Place application over desktop image. Anytime you want to record an application, select its matching display image and then you can quickly align to the box. I find this really helps when I record with Screenr or when I do webinars.
That’s basically it. You create an image of a certain size and then anytime you want to do a screencast, switch your desktop background to the image and center it. Place your application over the image and you’re all set.
I’m always switching between applications and screencasting products like Screenr and Storyline. So I find this works well for me.
Bonus Screencasting Tips
- Add a branded image. If you want to add a branded look for your Screenr (or screencast) videos, put your logo or tag line on the desktop image. Here’s a quick screencast I created to show what it looks like. I did a quick PowerPoint tutorial & added the community logo and link to the image. You could also do this for your webinar software demos. Here’s a tutorial that explains how to add the logo.
- Create an image that’s off to the side. This works great for webinars or screensharing where you can select an area of the desktop to show. Select the image area and then slide the applications in and out without having to worry about resizing the applications. Here’s a tutorial that explains how.
These tips should help if you want a simple way to quickly set up your desktop applications for sharing whether through a screencast or webinar.
There’s a lot of extra information that I can’t add in a single post, so I’ve been more intentional about tweeting additional resources and links every day. For example here’s a recent tweet about a free video converter and elearning & training jobs.
You can follow me @tomkuhlmann.

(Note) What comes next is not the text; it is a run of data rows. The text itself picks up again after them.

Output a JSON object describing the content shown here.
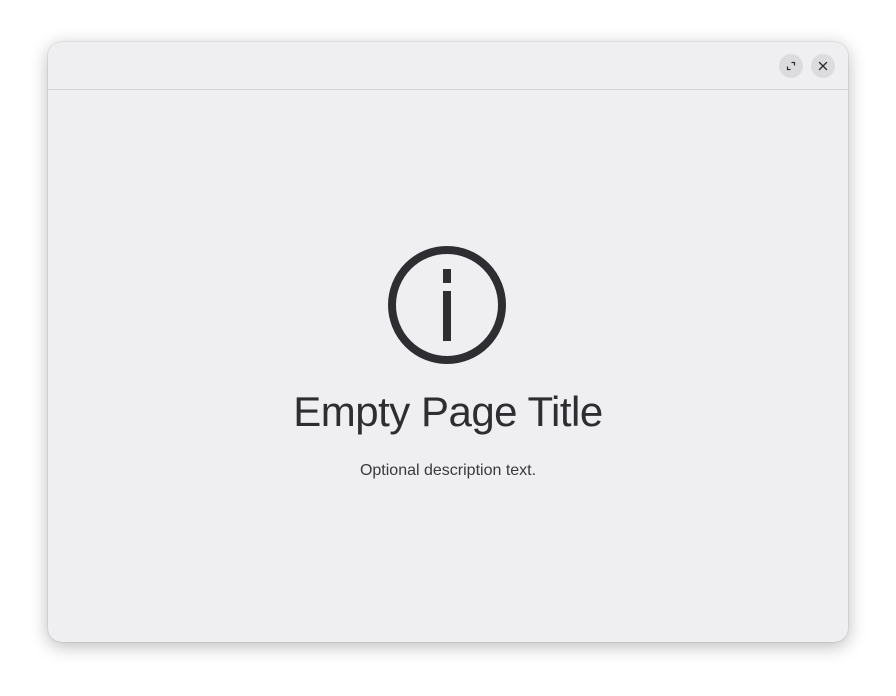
{
  "window": {
    "background": "#efeff1",
    "controls": {
      "maximize_icon": "maximize-icon",
      "close_icon": "close-icon"
    }
  },
  "status_page": {
    "icon": "info-icon",
    "icon_color": "#2e2e32",
    "title": "Empty Page Title",
    "description": "Optional description text."
  }
}
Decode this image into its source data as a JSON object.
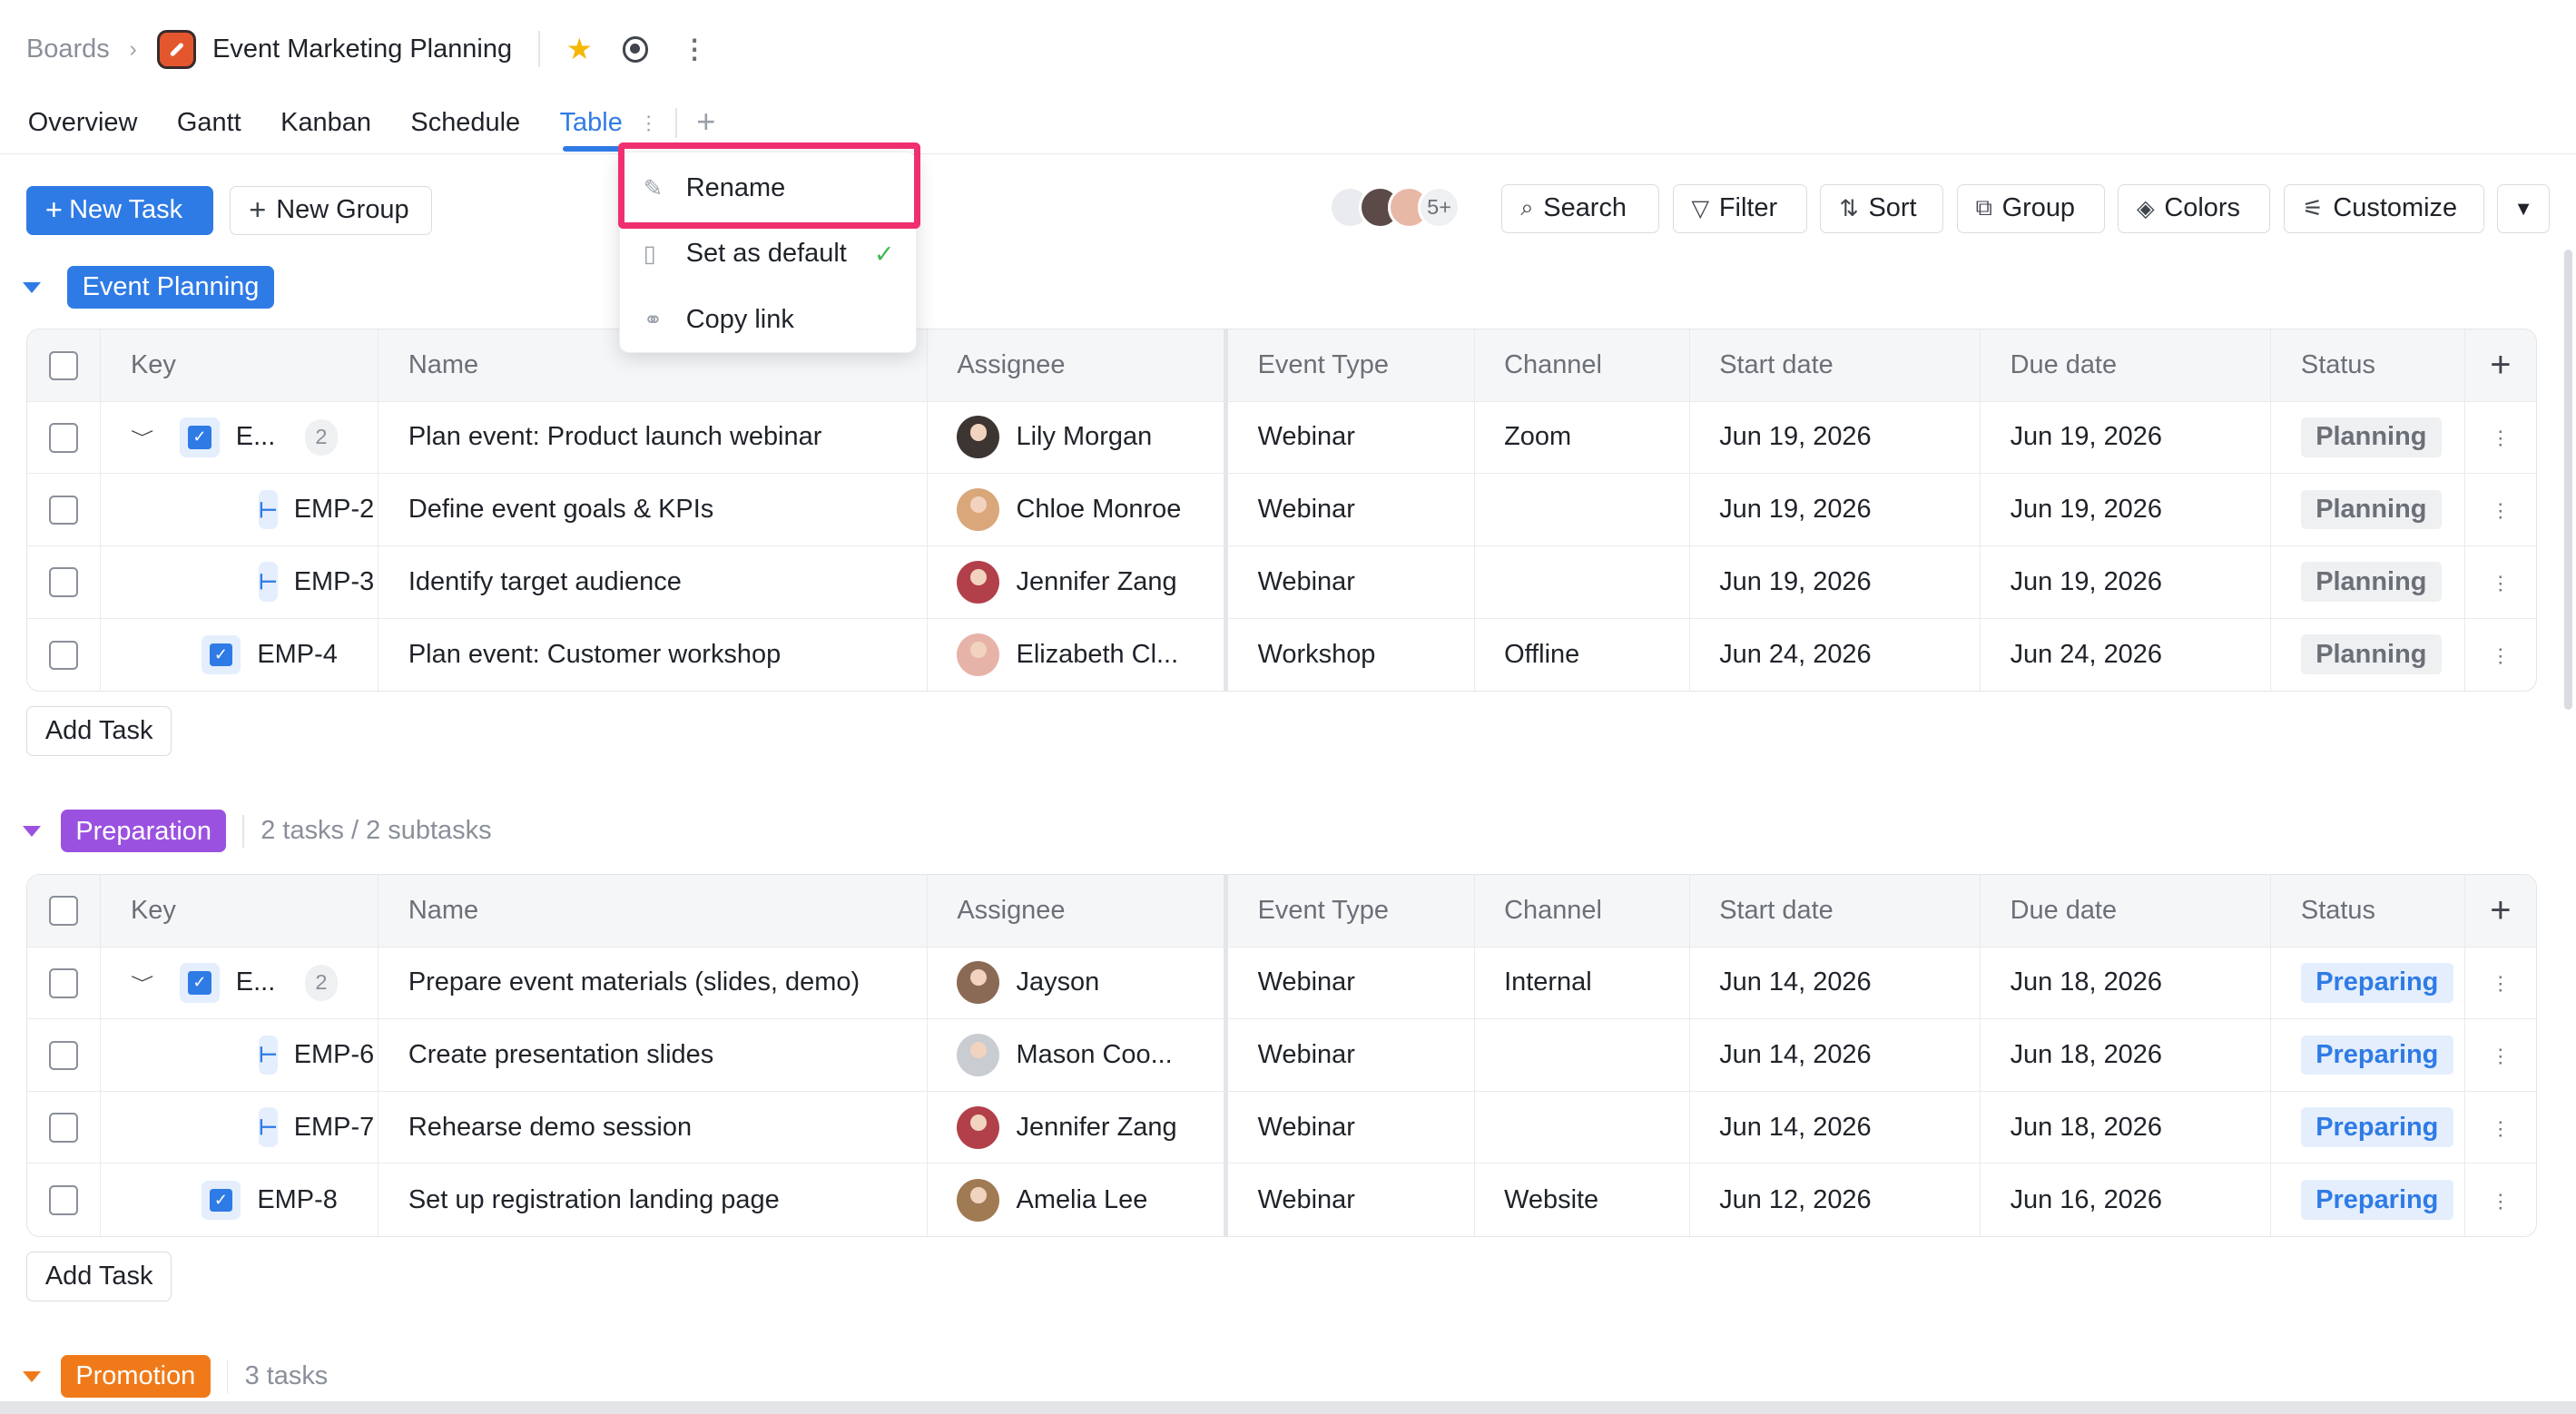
{
  "breadcrumb": {
    "root": "Boards",
    "board_title": "Event Marketing Planning"
  },
  "tabs": [
    {
      "label": "Overview"
    },
    {
      "label": "Gantt"
    },
    {
      "label": "Kanban"
    },
    {
      "label": "Schedule"
    },
    {
      "label": "Table"
    }
  ],
  "toolbar": {
    "new_task": "New Task",
    "new_group": "New Group",
    "more_members": "5+",
    "search": "Search",
    "filter": "Filter",
    "sort": "Sort",
    "group": "Group",
    "colors": "Colors",
    "customize": "Customize"
  },
  "menu": {
    "rename": "Rename",
    "set_default": "Set as default",
    "copy_link": "Copy link"
  },
  "columns": [
    "Key",
    "Name",
    "Assignee",
    "Event Type",
    "Channel",
    "Start date",
    "Due date",
    "Status"
  ],
  "add_task": "Add Task",
  "groups": [
    {
      "name": "Event Planning",
      "color": "#2f7be5",
      "summary": "",
      "rows": [
        {
          "key": "E...",
          "subcount": "2",
          "name": "Plan event: Product launch webinar",
          "assignee": "Lily Morgan",
          "event_type": "Webinar",
          "channel": "Zoom",
          "start": "Jun 19, 2026",
          "due": "Jun 19, 2026",
          "status": "Planning"
        },
        {
          "key": "EMP-2",
          "name": "Define event goals & KPIs",
          "assignee": "Chloe Monroe",
          "event_type": "Webinar",
          "channel": "",
          "start": "Jun 19, 2026",
          "due": "Jun 19, 2026",
          "status": "Planning"
        },
        {
          "key": "EMP-3",
          "name": "Identify target audience",
          "assignee": "Jennifer Zang",
          "event_type": "Webinar",
          "channel": "",
          "start": "Jun 19, 2026",
          "due": "Jun 19, 2026",
          "status": "Planning"
        },
        {
          "key": "EMP-4",
          "name": "Plan event: Customer workshop",
          "assignee": "Elizabeth Cl...",
          "event_type": "Workshop",
          "channel": "Offline",
          "start": "Jun 24, 2026",
          "due": "Jun 24, 2026",
          "status": "Planning"
        }
      ]
    },
    {
      "name": "Preparation",
      "color": "#9b51e0",
      "summary": "2 tasks / 2 subtasks",
      "rows": [
        {
          "key": "E...",
          "subcount": "2",
          "name": "Prepare event materials (slides, demo)",
          "assignee": "Jayson",
          "event_type": "Webinar",
          "channel": "Internal",
          "start": "Jun 14, 2026",
          "due": "Jun 18, 2026",
          "status": "Preparing"
        },
        {
          "key": "EMP-6",
          "name": "Create presentation slides",
          "assignee": "Mason Coo...",
          "event_type": "Webinar",
          "channel": "",
          "start": "Jun 14, 2026",
          "due": "Jun 18, 2026",
          "status": "Preparing"
        },
        {
          "key": "EMP-7",
          "name": "Rehearse demo session",
          "assignee": "Jennifer Zang",
          "event_type": "Webinar",
          "channel": "",
          "start": "Jun 14, 2026",
          "due": "Jun 18, 2026",
          "status": "Preparing"
        },
        {
          "key": "EMP-8",
          "name": "Set up registration landing page",
          "assignee": "Amelia Lee",
          "event_type": "Webinar",
          "channel": "Website",
          "start": "Jun 12, 2026",
          "due": "Jun 16, 2026",
          "status": "Preparing"
        }
      ]
    },
    {
      "name": "Promotion",
      "color": "#f07a1a",
      "summary": "3 tasks"
    }
  ]
}
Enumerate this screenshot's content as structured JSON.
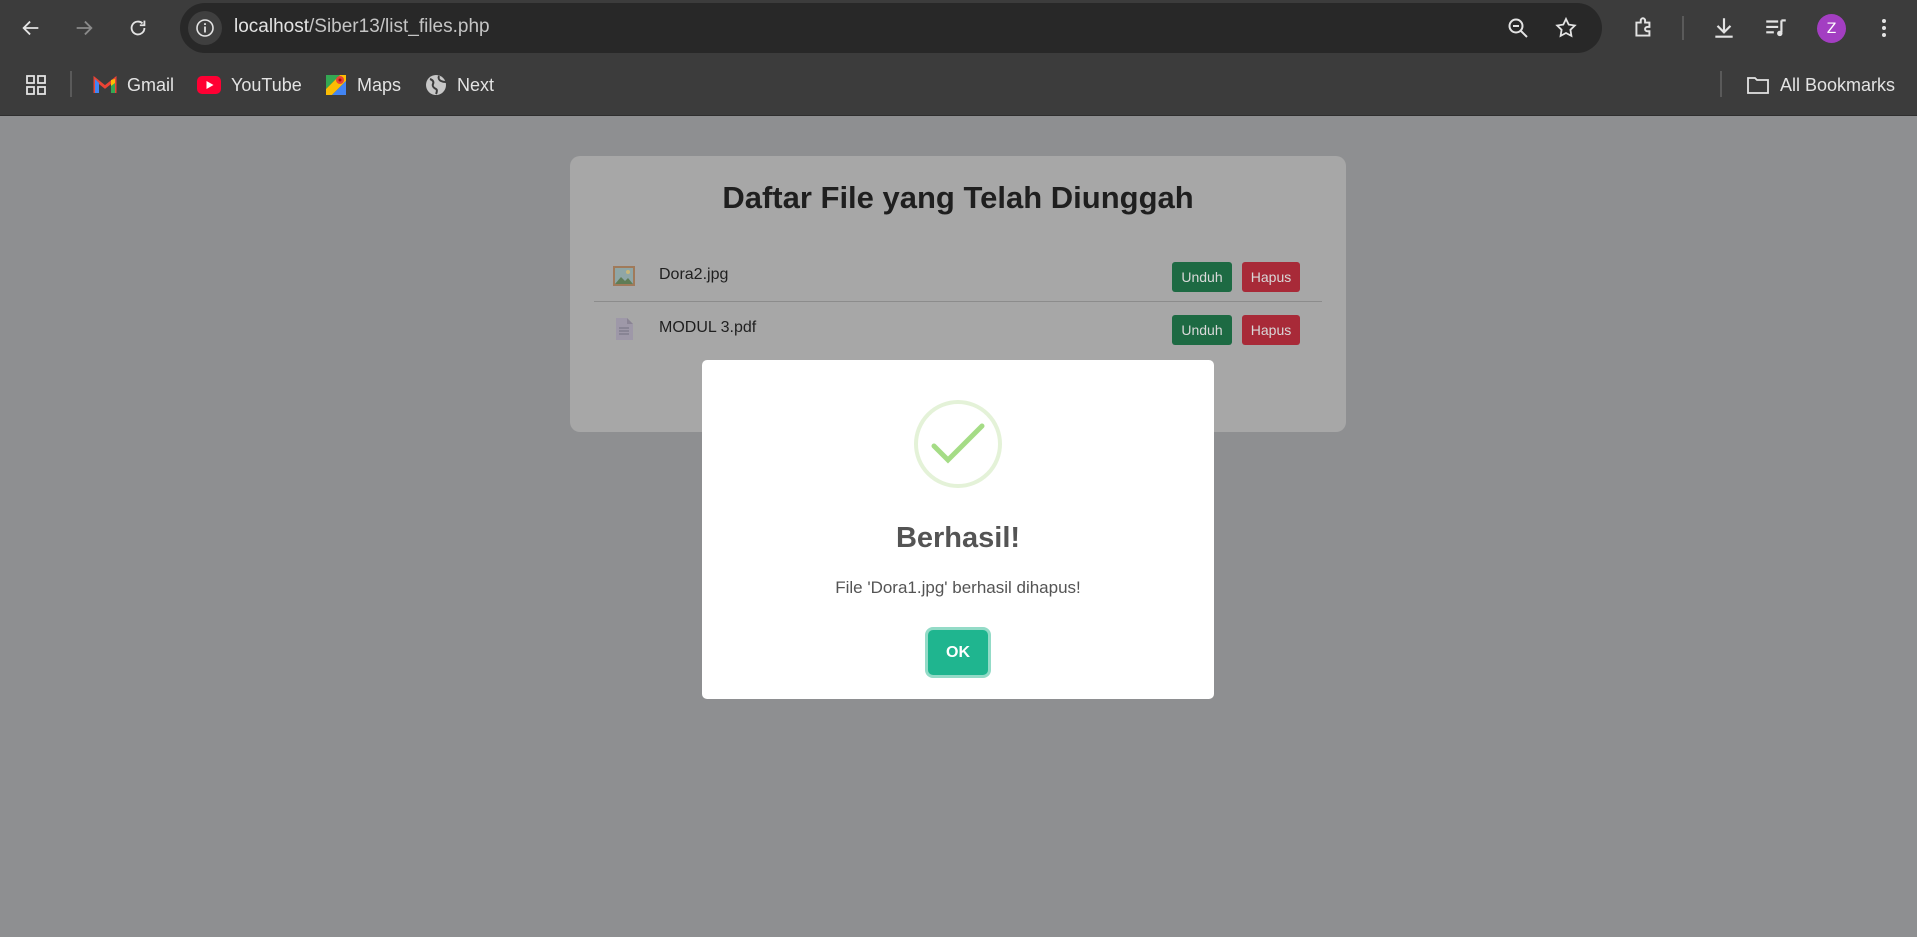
{
  "browser": {
    "url_host": "localhost",
    "url_path": "/Siber13/list_files.php",
    "profile_initial": "Z",
    "colors": {
      "toolbar_bg": "#3c3c3c",
      "omnibox_bg": "#282828",
      "avatar": "#a33ec2"
    }
  },
  "bookmarks": {
    "items": [
      {
        "label": "Gmail",
        "icon": "gmail-icon"
      },
      {
        "label": "YouTube",
        "icon": "youtube-icon"
      },
      {
        "label": "Maps",
        "icon": "maps-icon"
      },
      {
        "label": "Next",
        "icon": "globe-icon"
      }
    ],
    "all_bookmarks": "All Bookmarks"
  },
  "page": {
    "title": "Daftar File yang Telah Diunggah",
    "files": [
      {
        "name": "Dora2.jpg",
        "type_icon": "image-file-icon",
        "download_label": "Unduh",
        "delete_label": "Hapus"
      },
      {
        "name": "MODUL 3.pdf",
        "type_icon": "document-file-icon",
        "download_label": "Unduh",
        "delete_label": "Hapus"
      }
    ]
  },
  "modal": {
    "icon": "success-check-icon",
    "title": "Berhasil!",
    "message": "File 'Dora1.jpg' berhasil dihapus!",
    "ok_label": "OK",
    "colors": {
      "ok_button": "#1fb58f",
      "check": "#a5dc86"
    }
  }
}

April 17: Virginia (SEVA ASTD). Rapid elearning workshop. The first half we’ll look at some basic course design and in the second half we’ll learn to build interactive content. Join me for a free Articulate jam session on April 18.
May 17: Costa Mesa, CA (ASTDOC). Two workshops in one: Rapid E-Learning Workshop and Getting Started with Articulate Storyline.
May 22: London, UK. I’m doing a full-day elearning workshop and looking forward to meeting the blog readers in the UK.
May 24: Leeds UK. This is the annual Articulate users’ conference hosted by Leeds. It’s a great way to connect with other Articulate users.
June 27: Baltimore, MD. Details coming.
July 25: Portland, OR (ASTD). Learn to Use Articulate Storyline. Great price. This one will sell out.
July 31: Austin, TX (ASTD). I’ll be in town so the Austin ASTD is hosting a free Articulate jam session. Details to follow.
July: Knoxville, TN (Smoky Mountain ASTD). Details coming
September 27: Boston, MA (ADAPT). Details coming.
October 4: Seattle, WA (ASTDPS). Details coming.
October 17: Bloomington, IL (CIC-ASTD). Details coming.
November 14 & 15: Chicago, IL Details coming.